THE TASK: Restate all of the following data exactly, keeping any images out of the copy.
= = = = =
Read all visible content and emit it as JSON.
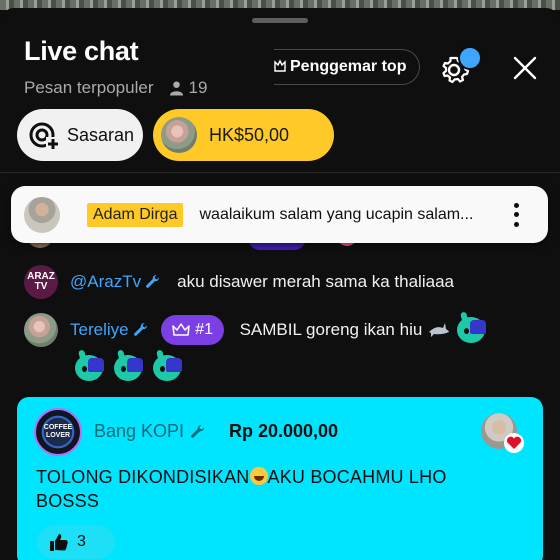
{
  "header": {
    "title": "Live chat",
    "mode": "Pesan terpopuler",
    "viewer_count": "19",
    "top_fans_label": "Penggemar top"
  },
  "chips": {
    "target_label": "Sasaran",
    "donation_amount": "HK$50,00"
  },
  "pinned": {
    "author": "Adam Dirga",
    "message": "waalaikum salam yang ucapin salam..."
  },
  "messages": [
    {
      "author": "@ArazTv",
      "avatar_text": [
        "ARAZ",
        "TV"
      ],
      "text": "aku disawer merah sama ka thaliaaa"
    },
    {
      "author": "Tereliye",
      "rank": "#1",
      "text": "SAMBIL goreng ikan hiu"
    }
  ],
  "super_chat": {
    "author": "Bang KOPI",
    "avatar_text": "COFFEE LOVER",
    "amount": "Rp 20.000,00",
    "text_part1": "TOLONG DIKONDISIKAN",
    "text_part2": "AKU BOCAHMU LHO BOSSS",
    "likes": "3",
    "background_color": "#00e5ff"
  },
  "colors": {
    "accent_blue": "#3ea6ff",
    "donation_yellow": "#ffca28",
    "rank_purple": "#7b3fe4"
  },
  "icons": [
    "viewer-icon",
    "crown-icon",
    "settings-icon",
    "close-icon",
    "target-add-icon",
    "wrench-icon",
    "more-vert-icon",
    "shark-icon",
    "like-icon",
    "heart-icon",
    "emoji-icon",
    "laugh-emoji-icon"
  ]
}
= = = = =
THE COMPLETED TASK:
Read all visible content and emit it as JSON.
{
  "header": {
    "title": "Live chat",
    "mode": "Pesan terpopuler",
    "viewer_count": "19",
    "top_fans_label": "Penggemar top"
  },
  "chips": {
    "target_label": "Sasaran",
    "donation_amount": "HK$50,00"
  },
  "pinned": {
    "author": "Adam Dirga",
    "message": "waalaikum salam yang ucapin salam..."
  },
  "messages": [
    {
      "author": "@ArazTv",
      "avatar_text": [
        "ARAZ",
        "TV"
      ],
      "text": "aku disawer merah sama ka thaliaaa"
    },
    {
      "author": "Tereliye",
      "rank": "#1",
      "text": "SAMBIL goreng ikan hiu"
    }
  ],
  "super_chat": {
    "author": "Bang KOPI",
    "avatar_text": "COFFEE LOVER",
    "amount": "Rp 20.000,00",
    "text_part1": "TOLONG DIKONDISIKAN",
    "text_part2": "AKU BOCAHMU LHO BOSSS",
    "likes": "3",
    "background_color": "#00e5ff"
  },
  "colors": {
    "accent_blue": "#3ea6ff",
    "donation_yellow": "#ffca28",
    "rank_purple": "#7b3fe4"
  },
  "icons": [
    "viewer-icon",
    "crown-icon",
    "settings-icon",
    "close-icon",
    "target-add-icon",
    "wrench-icon",
    "more-vert-icon",
    "shark-icon",
    "like-icon",
    "heart-icon",
    "emoji-icon",
    "laugh-emoji-icon"
  ]
}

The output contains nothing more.